Every week when our volunteer Alan came into the office I would provide work for him to do. Normally I would bring the work to him at his desk when he arrived and provide clear instructions about what needed to be done, when it needed to be done, what to do if he had questions, etc. However, on this day I was particularly busy and simply set work on his desk for him to start doing when he arrived instead of my taking time to walk to his desk and instruct him about what needed to be done.
What I did not know is that a coworker spent an entire day carefully sorting the names and information of donor pledge forms into a special order so that the forms could be processed into the computer.

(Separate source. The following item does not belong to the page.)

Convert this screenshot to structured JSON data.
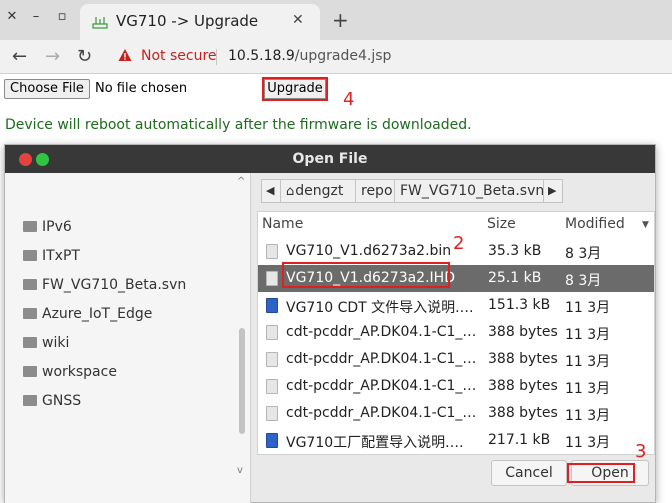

So, when Alan arrived and saw a stack of 200 pieces of paper on his desk (donor pledge forms) he did what he was always instructed to do with paper placed on this desk: separate the the pieces of paper that had printing on one side from the pieces of paper that had printing on both sides.
I had walked over to Alan’s desk to check on him when I noticed that he was sorting out pledge forms and not doing the work I had placed on his desk. Alan had undone about a day’s worth of work that one of our staff had done. Ouch! All of this headache could have been avoided if I had taken time to walk over to Alan’s desk and provide him clear instructions as soon as he had arrived.
In today’s post I am going to provide you nine simple steps you can follow to provide crystal clear instructions when leading volunteers at your church or nonprofit organizations.
The shortcut path of just simply handing volunteer Dave an assignment is fraught with pitfalls. One or two “what am I supposed to be doing, exactly” and “who’s in charge here” and poof! Dave falls off the rope bridge into the piranha infested river of “I quit” below.
Meridian, “There Are No Shortcuts”
Volunteer managers operate with clarity. We know we will not keep volunteers if messages and instructions are not clear, so we frame every instruction so that it is clear. We know that muddied messages can ruin a volunteer experience and cause the volunteer to quit.
Meridian, “Management 601”